  • What planned developments are located in or near the floodplain?
  • What land is in or near the floodplain that would be okay to flood? What wetlands are located in or near the floodplain?
  • What natural ecosystems are in or near the floodplain, and what within those ecosystems is at risk from a flood event?

Potential Impact

What is the level of disruption to normal community function?

Use the list of questions below to assess the extent to which residents and resources could be impacted. To address the questions in this section, it can be helpful to assemble a team of internal and external experts based on the services provided in the community. The members of this team will depend on the specific impacts that are likely to occur within your jurisdiction; the government operations, infrastructure, and policies that will be addressed; the diversity of individuals that live in your community; and how the local government intends to interact with stakeholders and other entities in the region. One piece of guidance is to include at least one representative from every department likely to be affected by climate change (Climate Impacts Group et al., 2007). An example list of needed expertise could include community services, ecological systems, meteorology or climate science, planning and zoning, public health, stormwater management, transportation, wastewater treatment, and water supply.

The questions below offer some topics for conversation, but do not address absolutely all possible impacts a community could experience based on the characteristics of its residents, location, and structure of its community. These questions were developed based on best practices listed in Climate Impacts Group et al., Preparing for Climate Change: A Guidebook for Local, Regional, and State Governments; Boswell et al., Climate Action Planning; and from the expertise at the Environmental Resilience Institute.

  • What neighborhoods are located in the census tracts that contain a high proportion of immunocompromised residents and/or a high proportion of homes without air conditioning? Which of those neighborhoods do not have adequate resources to support residents’ needs during extreme heat events?
  • Which populations are disproportionately vulnerable to flooding impacts? Think about the proximity of these residents to the floodplain, their ability to evacuate, and their ability to make changes to protect their homes. What other needs do these residents have that would exacerbate the devastation?
  • What are the maximum temperature specifications for the materials used to build roads and bridges in your community? Which roads and bridges are most likely to be impacted by the stress of higher temperatures and more freeze-thaw events? What would happen as a result of this stress?
  • Consider the structural integrity of critical infrastructure, such as energy plants, hospitals, and schools, among others. How much flooding could they withstand? Were “impact thresholds” identified when this infrastructure was designed? How would those impact thresholds hold up to anticipated temperature and precipitation increases?
  • What size rain event is the majority of your stormwater drainage able to accommodate? Will that be sufficient for the size of anticipated rain events?
  • What policies exist to help protect undeveloped land in the floodplain and land that is near the floodplain? What policies exist that help protect land that helps manage flood water?
  • Is the electric grid prepared for changes in supply and demand?
  • Is the water delivery system ready for changes in supply and demand?
  • Think about the systems and services members of your community rely on regularly. Are there systems that are already stressed that might have a hard time responding under extreme circumstances?
  • Are there plants and animal species that are threatened or endangered within your jurisdiction?
  • Are there other impacts that haven’t been considered?

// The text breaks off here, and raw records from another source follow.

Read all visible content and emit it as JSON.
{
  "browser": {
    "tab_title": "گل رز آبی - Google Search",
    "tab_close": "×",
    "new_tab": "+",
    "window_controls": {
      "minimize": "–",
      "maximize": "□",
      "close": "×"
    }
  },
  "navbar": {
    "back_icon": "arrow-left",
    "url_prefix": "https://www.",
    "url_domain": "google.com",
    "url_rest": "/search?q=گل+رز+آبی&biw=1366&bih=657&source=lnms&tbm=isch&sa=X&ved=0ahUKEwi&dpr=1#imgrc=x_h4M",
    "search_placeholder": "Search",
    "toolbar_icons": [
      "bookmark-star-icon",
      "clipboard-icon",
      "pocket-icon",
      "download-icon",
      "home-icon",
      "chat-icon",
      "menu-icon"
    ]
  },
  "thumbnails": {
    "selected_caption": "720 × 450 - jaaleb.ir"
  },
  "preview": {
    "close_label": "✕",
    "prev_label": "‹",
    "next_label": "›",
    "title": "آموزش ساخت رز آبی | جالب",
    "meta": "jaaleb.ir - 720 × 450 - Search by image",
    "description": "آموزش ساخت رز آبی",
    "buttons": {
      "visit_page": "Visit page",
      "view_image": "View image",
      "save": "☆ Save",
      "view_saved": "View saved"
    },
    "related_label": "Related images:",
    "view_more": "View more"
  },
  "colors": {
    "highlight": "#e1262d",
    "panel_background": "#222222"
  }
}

Adaptive Capacity

Are we ready?

The next step in the vulnerability assessment process is to assess your community’s readiness for anticipated impacts, and inventory the corresponding resources and barriers. The Hoosier Resilience Index’s Readiness Assessment is designed to assist with this analysis.